Author: EJF Staff
Taiwan is one of Asia’s most advanced economies. It has one of the world’s most significant fishing fleets, with the world’s largest fleet of longline tuna vessels – supplying some of the world’s largest seafood companies – and a fishing industry worth some $3 billion annually. But behind this thriving industry is a dark secret.
Taiwan’s fishing industry is plagued by illegal activities and fuelled by the systemic abuse of its workers.
Vulnerable fishers are trafficked from developing countries such as Indonesia and the Philippines, and trapped into an abusive system of exploitation and overwork onboard vessels fishing illegally in Taiwanese waters and beyond.
These illicit activities have not gone unnoticed. In recent years the rapid expansion of Taiwan’s tuna fleet and the lack of transparency within it has garnered international scrutiny.
In October 2015, the European Union gave Taiwan a “yellow card” warning for its lack of cooperation in the global fight against illegal fishing,while the US Trafficking in Persons report warned Taiwan’s seafood sector had a significant risk of trafficked workers.
And it’s not just distant water activities that are causing concern. Taiwan’s inshore fisheries have seen dramatic declines in productivity in recent decades. Along Taiwan’s northern coast, the number of fish species found in regular samples have dropped 75% in the last 30 years.
Yet inshore fishing efforts remain substantial, and in a similar trend to that witnessed by EJF in Thailand, unscrupulous companies and vessel operators are resorting to the exploitation of workers, and illegal fishing practices – including the targeting of vulnerable fish species such as sharks – to remain profitable.
Over the last year, EJF has visited ports and shelters in Taiwan, where we heard stories of violence, abuse and threats; of workers promised good wages and working conditions, but faced with squalid conditions and heavy financial deductions for food, travel, medical checks and accommodation; left working long hours, in unsafe and inhumane conditions, for little or no money.
Violence against workers is commonplace, while families back home are also often also a target, liable for workers’ debts if they flee.

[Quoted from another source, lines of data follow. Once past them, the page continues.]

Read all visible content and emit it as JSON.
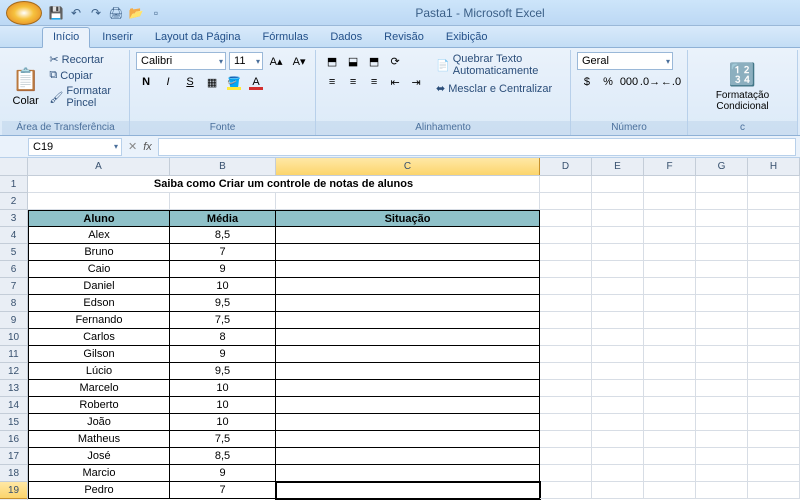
{
  "window_title": "Pasta1 - Microsoft Excel",
  "tabs": {
    "inicio": "Início",
    "inserir": "Inserir",
    "layout": "Layout da Página",
    "formulas": "Fórmulas",
    "dados": "Dados",
    "revisao": "Revisão",
    "exibicao": "Exibição"
  },
  "clipboard": {
    "colar": "Colar",
    "recortar": "Recortar",
    "copiar": "Copiar",
    "pincel": "Formatar Pincel",
    "label": "Área de Transferência"
  },
  "font": {
    "name": "Calibri",
    "size": "11",
    "label": "Fonte"
  },
  "align": {
    "wrap": "Quebrar Texto Automaticamente",
    "merge": "Mesclar e Centralizar",
    "label": "Alinhamento"
  },
  "number": {
    "format": "Geral",
    "label": "Número"
  },
  "styles": {
    "cond": "Formatação Condicional"
  },
  "namebox": "C19",
  "columns": [
    "A",
    "B",
    "C",
    "D",
    "E",
    "F",
    "G",
    "H"
  ],
  "title_row": "Saiba como Criar um controle de notas de alunos",
  "headers": {
    "aluno": "Aluno",
    "media": "Média",
    "situacao": "Situação"
  },
  "rows": [
    {
      "n": "4",
      "aluno": "Alex",
      "media": "8,5"
    },
    {
      "n": "5",
      "aluno": "Bruno",
      "media": "7"
    },
    {
      "n": "6",
      "aluno": "Caio",
      "media": "9"
    },
    {
      "n": "7",
      "aluno": "Daniel",
      "media": "10"
    },
    {
      "n": "8",
      "aluno": "Edson",
      "media": "9,5"
    },
    {
      "n": "9",
      "aluno": "Fernando",
      "media": "7,5"
    },
    {
      "n": "10",
      "aluno": "Carlos",
      "media": "8"
    },
    {
      "n": "11",
      "aluno": "Gilson",
      "media": "9"
    },
    {
      "n": "12",
      "aluno": "Lúcio",
      "media": "9,5"
    },
    {
      "n": "13",
      "aluno": "Marcelo",
      "media": "10"
    },
    {
      "n": "14",
      "aluno": "Roberto",
      "media": "10"
    },
    {
      "n": "15",
      "aluno": "João",
      "media": "10"
    },
    {
      "n": "16",
      "aluno": "Matheus",
      "media": "7,5"
    },
    {
      "n": "17",
      "aluno": "José",
      "media": "8,5"
    },
    {
      "n": "18",
      "aluno": "Marcio",
      "media": "9"
    },
    {
      "n": "19",
      "aluno": "Pedro",
      "media": "7"
    }
  ]
}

The EU “yellow card” did trigger action in Taiwan, with the government revising its existing fishery law and improving control of its distant water fleet, but these efforts do not go far enough, particularly in improving conditions for migrant fishermen.
Illegal practices remain rife and migrant workers continue to be left at the mercy of unscrupulous brokers and captains, which threatens to undermine the positive steps made to tackle the challenges facing its fisheries.
Over the course of the next year, EJF will be expanding its presence in Taiwan.
We will work with local activists to continue to document human rights and environment issues facing the domestic fishing industry and similar issues facing its distant water fleet, where fish stocks remain under severe pressure and and similar issues facing its distant water fleet where workers have even less protection. We will share our findings and recommendations with Taiwanese authorities with the aim of producing constructive improvements.
In doing so, we will take another step towards our goal of eradicating illegal fishing and ending the environmental destruction and human rights abuses that continue blight fisheries in Taiwan and across the world.